Toyota Research Institute (TRI) opened its press conference about the Toyota Guardian automated safety system at the Consumer Electronics Show (CES) 2019 at the Las Vegas Convention Center in Las Vegas, Nevada with a reenactment of a three-car crash on a California Interstate using onboard cameras, sensors and 3D animation. “We know what happened because we were in the thick of it”, said TRI CEO and Toyota Motor Corporation Fellow Dr. Gill Pratt. “Our test vehicle was traveling at freeway speeds as it gathered data at the many tunnels and bridges in the San Francisco bay area. After we downloaded data from the incident, we believed that this crash have been mitigated or avoided altogether by the Toyota Guardian.”
The Toyota Guardian is being developed as an automated safety system capable of operating with either a human driver or an autonomous driving system. Toyota plans to include the Guardian as standard equipment on all Toyota e-Palette platforms that will be built for the Mobility as a Service (MaaS) market, where the Toyota Guardian will act as a belt-and-suspender redundancy for any Chauffeur automated system. TRI’s primary focus is to make the Guardian a smarter machine by subjecting it to difficult and demanding driving scenarios, where its intelligence and capabilities can be stretched and challenged. Through continuous refinement, the Guardian learns how best to navigate and react to dangerous scenarios as they unfold.
From the three-car incident in California, TRI developed a simulation and learning tool for the car to figure out its options in a split-second. The scenario was then re-created on the test track, using real vehicles and a guided soft-target dummy vehicle. In this instance, Guardian’s best option was to quickly accelerate safely away from encroaching vehicles and avoid a collision for itself and other nearby vehicles.

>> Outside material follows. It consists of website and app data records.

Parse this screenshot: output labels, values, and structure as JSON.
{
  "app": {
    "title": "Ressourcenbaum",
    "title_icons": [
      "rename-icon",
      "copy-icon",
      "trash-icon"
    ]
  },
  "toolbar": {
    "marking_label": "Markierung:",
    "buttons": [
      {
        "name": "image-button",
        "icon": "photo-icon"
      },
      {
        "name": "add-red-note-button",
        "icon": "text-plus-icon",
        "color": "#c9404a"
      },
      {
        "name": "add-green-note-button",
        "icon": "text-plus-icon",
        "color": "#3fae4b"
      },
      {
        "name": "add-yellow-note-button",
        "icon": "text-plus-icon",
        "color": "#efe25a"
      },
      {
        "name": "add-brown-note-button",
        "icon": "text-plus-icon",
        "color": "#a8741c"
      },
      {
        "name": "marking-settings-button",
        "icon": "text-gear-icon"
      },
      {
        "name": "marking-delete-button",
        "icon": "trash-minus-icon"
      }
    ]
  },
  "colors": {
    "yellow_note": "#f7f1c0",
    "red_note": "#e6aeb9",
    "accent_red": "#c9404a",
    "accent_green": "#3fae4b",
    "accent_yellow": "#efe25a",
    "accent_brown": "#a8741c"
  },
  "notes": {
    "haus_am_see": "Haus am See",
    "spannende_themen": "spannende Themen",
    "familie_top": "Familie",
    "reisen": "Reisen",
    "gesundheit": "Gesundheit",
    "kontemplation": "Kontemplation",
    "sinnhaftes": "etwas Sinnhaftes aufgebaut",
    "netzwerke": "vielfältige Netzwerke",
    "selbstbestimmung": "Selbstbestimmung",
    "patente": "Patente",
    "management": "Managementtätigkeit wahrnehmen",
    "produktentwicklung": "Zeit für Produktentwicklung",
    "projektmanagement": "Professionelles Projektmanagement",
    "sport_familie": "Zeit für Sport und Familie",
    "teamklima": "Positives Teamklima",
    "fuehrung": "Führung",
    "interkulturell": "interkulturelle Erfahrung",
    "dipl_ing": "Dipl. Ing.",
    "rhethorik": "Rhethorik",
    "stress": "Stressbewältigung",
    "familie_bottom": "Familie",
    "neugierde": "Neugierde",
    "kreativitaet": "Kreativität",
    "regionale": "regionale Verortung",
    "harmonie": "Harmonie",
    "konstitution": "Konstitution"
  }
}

Pratt addressed another key capability – man’s inherent need for autonomy – that makes Toyota Guardian even more evocative. “We think the most important benefit of automated driving is not about the autonomy of cars”, concluded Pratt, “but about the autonomy of people.” TRI committed to a two-prong approach to automated driving: Chauffeur development focuses on full autonomy while Guardian development focuses on human control of the vehicle where the driver is in control of the car at all times, except when Guardian anticipates or identifies a pending incident and employs a corrective response in coordination with driver input.
TRI created a significant breakthrough with the creation of blended envelope control where Guardian combines and coordinates the skills and strengths of the human and the machine. The system was inspired by how modern fighter jets are flown, where you have a pilot that flies the stick but actually don’t fly the plane directly. Instead, pilot input is translated by a flight control system thousands of times a second to stabilize the aircraft and stay within a specific safety envelope. It is more difficult in a car than in a fighter jet because the control envelope for a car is defined by vehicle dynamics and by the vehicle’s perception and prediction of all things in its immediate environment. This control envelope is designed to be a near-seamless blend of human and autonomous driving working as teammates to extract the best input from each.